Archive for September 2011
After some struggle and public controversy, the pope was allowed to speak at the Bundestag in Berlin. It was a small victory for him though, as over one hundred delegates chose not to appear as a gesture of protest.
I feel with them: For anyone with modern values it must be painful to watch Europe’s last absolute monarch speak at the very heart of our democracy – The pope is the head of the only western state that has yet to ratify the international Bill of Human Rights.
Anyhow, the ruling conservative politicians just couldn’t have that. And so they chose to initiate what I view as one of the most pathetic moments in Germnan politics of (at least) the last two decades: They filled the empty seats with extras.
Which, by the way, I think ought to have consequences. The absent delegates in this case perfectly fulfilled their function of representing the German public. Masking this fact to the media (as well as to the pope!) is to lie to the people they are supposed to represent, in order to make a guest feel welcome who is unwelcome to half of the people here.
Anyhow. Meanwhile, more than 20.000 people went to the streets, making their anger at this blatant disregard of our constitution known. Among the many groups reporting the protest were, among others, several Human Rights organizations, the “Black Block” of the left-extremist AntiFa (anti-fascist initiative) and of course numerous feminist and gay groups. Here’s some pictures:
The Pope’s reaction to the protests, of course, was consistently in line with his churches’ policy: He ignored them.
There’s an Australian series called “The Gruen Transfer”. It’s kind of a comedy show with political context. I can’t really claim to have seen it, as it’s an Australian show and I only get to see snippets on YouTube. However, One of these snippets is what I’d like to share with you today: It’s a segment called “The Pitch”, in which they apparently ask different advertisement agencies to produce TV ads advertising completely unsellable ideas, such as “bring back child labour” or “Let’s Invade New Zealand”. In the end they vote for the best of the submitted ads.
In the following segment, the chosen theme is “Ban All Religion”. Two Agencies took up the challenge, and here is what they came up with. Enjoy!
Personally, I’d vote for the first ad because the second one is based on an argument that has been shown to fail repeatedly. That wars are waged and people are killed in the name of religion is nothing new, it has been pointed out millions of times. The only reaction it gets is “well, that’s just the extremists.” It’s the old and tired the-center-vs-the-fringe-debate, and it’s unlikely to be won by posing the same argument yet another time.
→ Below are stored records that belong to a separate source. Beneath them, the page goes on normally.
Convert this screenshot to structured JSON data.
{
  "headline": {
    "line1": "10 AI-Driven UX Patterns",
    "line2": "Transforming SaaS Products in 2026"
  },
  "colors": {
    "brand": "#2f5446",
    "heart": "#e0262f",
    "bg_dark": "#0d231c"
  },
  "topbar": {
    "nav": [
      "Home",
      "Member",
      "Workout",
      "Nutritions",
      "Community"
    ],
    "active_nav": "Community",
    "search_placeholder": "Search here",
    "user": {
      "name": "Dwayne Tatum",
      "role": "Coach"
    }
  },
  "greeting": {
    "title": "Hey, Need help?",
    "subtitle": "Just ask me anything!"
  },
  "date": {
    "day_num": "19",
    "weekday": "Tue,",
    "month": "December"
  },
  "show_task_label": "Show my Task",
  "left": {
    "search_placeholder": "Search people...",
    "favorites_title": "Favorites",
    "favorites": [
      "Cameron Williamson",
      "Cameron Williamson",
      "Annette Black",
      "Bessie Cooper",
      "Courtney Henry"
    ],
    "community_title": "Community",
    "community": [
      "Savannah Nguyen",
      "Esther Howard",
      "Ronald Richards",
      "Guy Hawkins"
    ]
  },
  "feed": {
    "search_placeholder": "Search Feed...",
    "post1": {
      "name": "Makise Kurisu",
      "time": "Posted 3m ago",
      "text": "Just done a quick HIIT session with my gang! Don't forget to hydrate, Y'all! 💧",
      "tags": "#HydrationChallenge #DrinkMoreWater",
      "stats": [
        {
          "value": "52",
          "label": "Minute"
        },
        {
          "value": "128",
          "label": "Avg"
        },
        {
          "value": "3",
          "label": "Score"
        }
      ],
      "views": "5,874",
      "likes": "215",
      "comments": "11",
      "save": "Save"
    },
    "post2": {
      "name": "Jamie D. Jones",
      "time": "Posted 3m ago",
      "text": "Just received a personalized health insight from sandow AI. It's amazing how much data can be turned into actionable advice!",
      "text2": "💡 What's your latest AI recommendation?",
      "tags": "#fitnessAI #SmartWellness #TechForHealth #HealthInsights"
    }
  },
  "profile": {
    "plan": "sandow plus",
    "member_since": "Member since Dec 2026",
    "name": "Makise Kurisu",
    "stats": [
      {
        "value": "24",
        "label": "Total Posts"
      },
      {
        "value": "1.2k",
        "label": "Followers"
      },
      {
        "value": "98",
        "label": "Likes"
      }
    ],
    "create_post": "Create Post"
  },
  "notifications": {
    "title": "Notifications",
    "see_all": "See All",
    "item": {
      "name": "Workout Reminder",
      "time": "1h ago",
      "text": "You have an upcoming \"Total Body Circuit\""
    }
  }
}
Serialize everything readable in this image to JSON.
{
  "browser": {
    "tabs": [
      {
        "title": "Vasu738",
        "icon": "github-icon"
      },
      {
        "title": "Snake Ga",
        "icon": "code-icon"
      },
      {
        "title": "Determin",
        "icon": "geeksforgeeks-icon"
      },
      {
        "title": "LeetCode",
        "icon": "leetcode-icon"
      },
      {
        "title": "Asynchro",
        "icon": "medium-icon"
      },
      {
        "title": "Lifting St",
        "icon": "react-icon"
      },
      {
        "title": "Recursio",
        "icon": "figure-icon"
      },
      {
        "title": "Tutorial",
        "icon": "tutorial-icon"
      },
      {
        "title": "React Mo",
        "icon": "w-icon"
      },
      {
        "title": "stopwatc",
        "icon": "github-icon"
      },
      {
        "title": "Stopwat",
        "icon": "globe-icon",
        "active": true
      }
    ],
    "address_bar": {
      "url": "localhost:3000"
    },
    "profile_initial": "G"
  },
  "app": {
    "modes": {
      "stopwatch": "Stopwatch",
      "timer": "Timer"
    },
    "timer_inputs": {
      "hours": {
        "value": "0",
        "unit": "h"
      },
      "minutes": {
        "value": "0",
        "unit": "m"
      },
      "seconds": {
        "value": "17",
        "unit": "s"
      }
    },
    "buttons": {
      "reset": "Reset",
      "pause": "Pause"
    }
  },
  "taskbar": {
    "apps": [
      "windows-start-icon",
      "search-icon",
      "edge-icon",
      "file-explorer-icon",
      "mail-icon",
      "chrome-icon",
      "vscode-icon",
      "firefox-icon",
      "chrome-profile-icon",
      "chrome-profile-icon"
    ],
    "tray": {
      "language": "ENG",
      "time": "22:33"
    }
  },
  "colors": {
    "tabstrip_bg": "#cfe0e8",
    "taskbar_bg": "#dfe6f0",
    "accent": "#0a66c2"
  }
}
The subversive argumentation of the first clip is way more likely to actually change minds, plus it’s not as negative as the second one.
“Religion is bad, let’s do away with it!” puts most people instantly on defense, even if they are not themselves religious. “Religion is outdated, we can do way better than that!” is a message much more likely to open people up to reconsider their views.